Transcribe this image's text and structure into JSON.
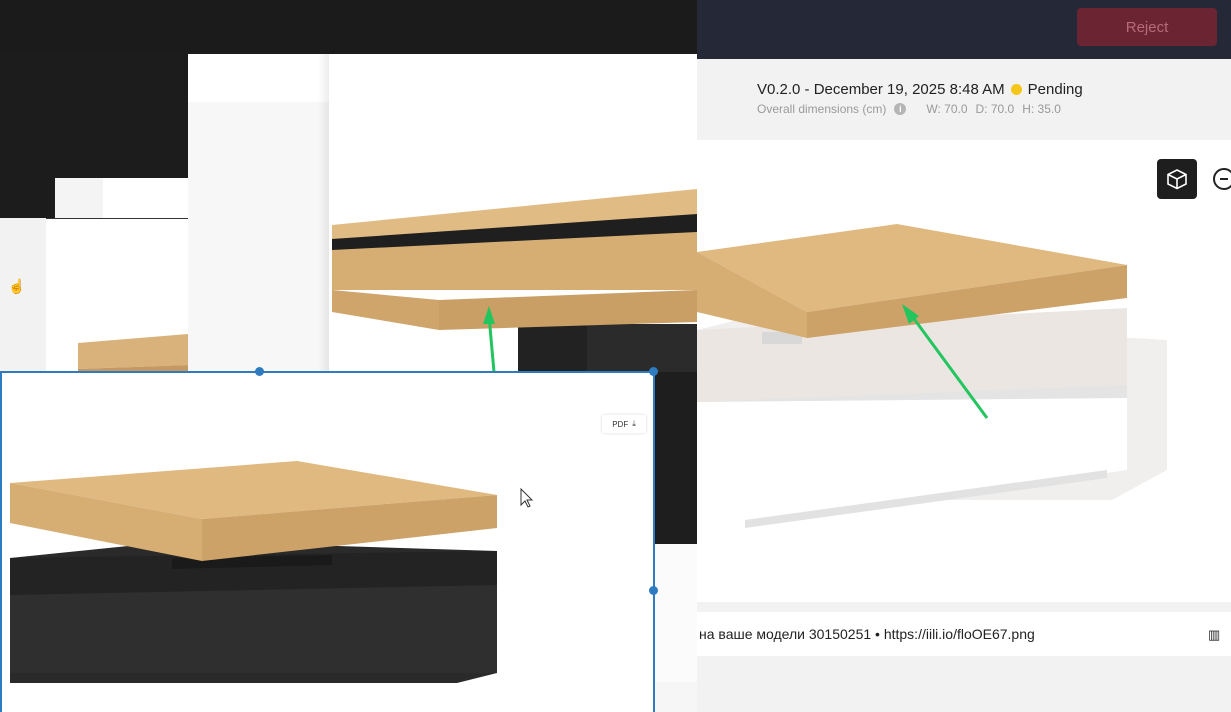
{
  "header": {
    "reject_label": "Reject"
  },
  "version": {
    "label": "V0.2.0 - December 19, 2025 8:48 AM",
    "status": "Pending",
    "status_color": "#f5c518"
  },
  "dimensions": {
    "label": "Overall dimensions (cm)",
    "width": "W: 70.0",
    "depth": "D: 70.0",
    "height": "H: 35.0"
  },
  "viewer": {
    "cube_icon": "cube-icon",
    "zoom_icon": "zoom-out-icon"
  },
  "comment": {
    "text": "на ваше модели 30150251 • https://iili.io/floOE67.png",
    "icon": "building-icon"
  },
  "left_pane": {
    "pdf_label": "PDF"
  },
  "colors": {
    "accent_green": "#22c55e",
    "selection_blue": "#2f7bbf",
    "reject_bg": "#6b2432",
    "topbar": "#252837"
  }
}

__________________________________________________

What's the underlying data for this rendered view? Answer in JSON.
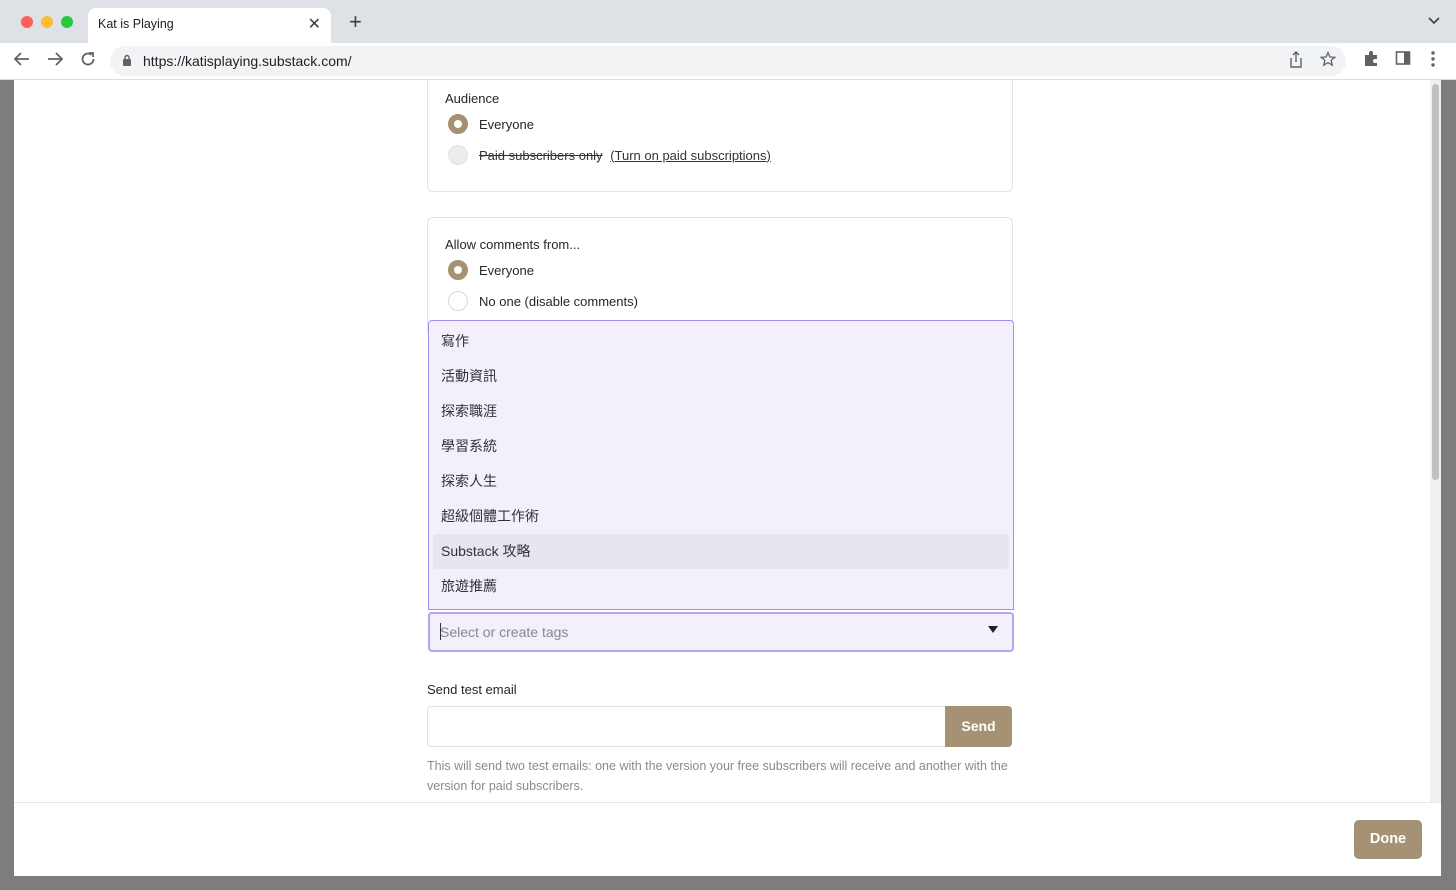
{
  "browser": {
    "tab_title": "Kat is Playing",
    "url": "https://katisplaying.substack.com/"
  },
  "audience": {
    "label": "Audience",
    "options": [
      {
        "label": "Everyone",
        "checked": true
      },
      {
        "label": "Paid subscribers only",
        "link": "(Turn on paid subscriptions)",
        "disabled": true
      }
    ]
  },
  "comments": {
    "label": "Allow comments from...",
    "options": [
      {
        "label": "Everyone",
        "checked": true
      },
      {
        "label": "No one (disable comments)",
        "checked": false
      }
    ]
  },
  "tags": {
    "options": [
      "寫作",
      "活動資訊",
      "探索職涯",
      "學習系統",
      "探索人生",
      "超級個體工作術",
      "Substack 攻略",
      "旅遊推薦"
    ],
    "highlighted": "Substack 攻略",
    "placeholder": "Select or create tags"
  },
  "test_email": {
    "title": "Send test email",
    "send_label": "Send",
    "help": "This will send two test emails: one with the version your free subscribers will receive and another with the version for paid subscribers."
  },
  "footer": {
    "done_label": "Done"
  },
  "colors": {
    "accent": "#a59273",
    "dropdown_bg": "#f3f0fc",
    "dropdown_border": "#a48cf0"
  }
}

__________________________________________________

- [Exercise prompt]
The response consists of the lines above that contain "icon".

- [Finished task]
    "cube_icon": "cube-icon",
    "zoom_icon": "zoom-out-icon"
    "icon": "building-icon"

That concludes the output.